Some flies work well, some not so well, some not at
all. What is that magic ingredient that makes a good fly? Here’s the secret: A good fly appears to be ALIVE!
All bait fishers know that live bait is best. Same with a fly. So how does a fly tyer ensure
that a fly will seem alive? And what should an angler look for when buying flies?
To begin with,
a good fly should be durable and neatly tied, attributes of all high quality flies. That’s a must. But those attributes
do not make a fly look alive. Attributes like mobility, profile, proportion, size, flash, sparkle, eyes, fluorescence, floating
or sinking properties, color, and how the fly fishes do. And we are just beginning to experiment with sound, vibration, odor,
holography and taste in flies.
Some of these ideas are not really new. I recall some
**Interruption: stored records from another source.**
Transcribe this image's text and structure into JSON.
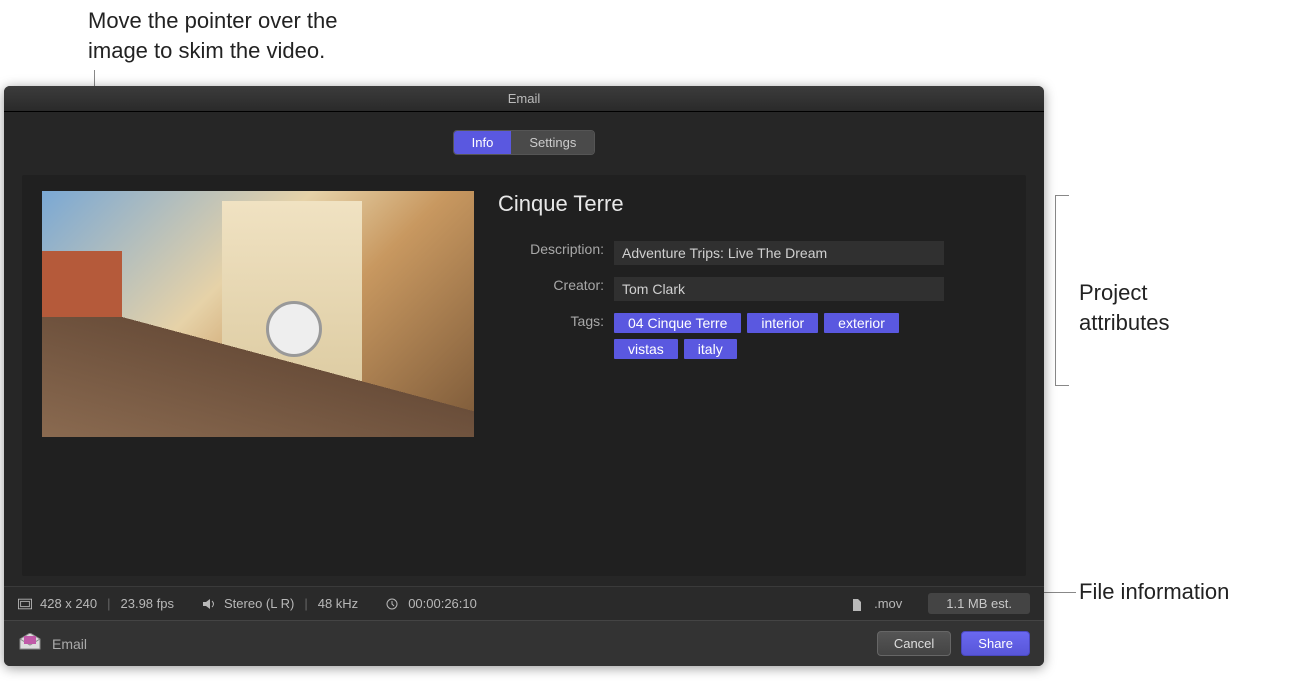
{
  "callouts": {
    "top": "Move the pointer over the\nimage to skim the video.",
    "right1": "Project\nattributes",
    "right2": "File information"
  },
  "window": {
    "title": "Email"
  },
  "tabs": {
    "info": "Info",
    "settings": "Settings"
  },
  "project": {
    "title": "Cinque Terre",
    "description_label": "Description:",
    "description_value": "Adventure Trips: Live The Dream",
    "creator_label": "Creator:",
    "creator_value": "Tom Clark",
    "tags_label": "Tags:",
    "tags": [
      "04 Cinque Terre",
      "interior",
      "exterior",
      "vistas",
      "italy"
    ]
  },
  "fileinfo": {
    "dimensions": "428 x 240",
    "fps": "23.98 fps",
    "audio": "Stereo (L R)",
    "samplerate": "48 kHz",
    "duration": "00:00:26:10",
    "extension": ".mov",
    "size_est": "1.1 MB est."
  },
  "footer": {
    "dest_label": "Email",
    "cancel": "Cancel",
    "share": "Share"
  }
}
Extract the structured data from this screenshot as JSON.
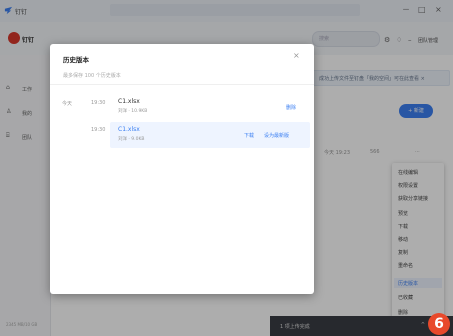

of the old-timers on the St. Mary’s River dousing their salmon flies in sardine oil, and that was close to 40 years
ago. Others felt that the odor of mothballs used to protect fly tying materials would repel salmon. Still others felt that
washing a freshly cleaned fish in the river was sure to frighten other fish or “put them down”. Similarly, peeing
in the river was a definite no-no.
There are good flies and REALLY good flies. A really
good fly is one that is taken by a fish in preference to the natural it was tied to imitate. Why does it trigger a take? How
is it that a baitfish imitation says “Eat me!” when fished in a huge baitfish school? One reason may be the “wounded
minnow” theory. Another may be that it appears to be escaping. Maybe a larger size than the natural will be irresistible
to a hungry predator. So, our imitations need not be realistic in the excess, but more interesting and alive. That’s
a really good fly.
Some mayfly imitations are tied today with attached
nymphal shucks, imitating a mayfly struggling to take free itself and take flight. This fly imitates the odd handicapped mayfly
always present in a big hatch. A really good fly looks and acts almost the same as the natural, but somehow different and
Let’s not forget about the other end of the line, the end that the angler controls
all presentation and movement of the fly. But that’s for another column. I hope this one is thought-provoking and helpful
to your fly fishing. At very least it may make your fly fishing more interesting. There’s a lot more to a fly than pattern,
size and color.
Another attribute we haven’t mentioned is texture. It seems the texture of clipped
deer hair makes for a great fly. Examples are the Muddler Minnow, Buck Bug, Carter Bug and Salmon Bomber. Here’s a fly
by Sheet Harbour’s Chris Williams that combines texture with several of the attributes we’ve discussed. Chris
tries to see a fly from a fish’s perspective!
Bronze down-eyed streamer hook, such as Mustad 79580, 3665 or 9672,
Large bunch of copper Krystal Flash
Copper Polar UV chenille, clipped short
Bunch of copper Krystal Flash clipped to reach tip of tail
Pine squirrel tail, sparse
Light rusty-brown deer hair flared as a collar
Light rusty-brown deer hair clipped Muddler style, and then 2 coats of Pro Lac head cement
Please send comments and suggestions
Please stay on the line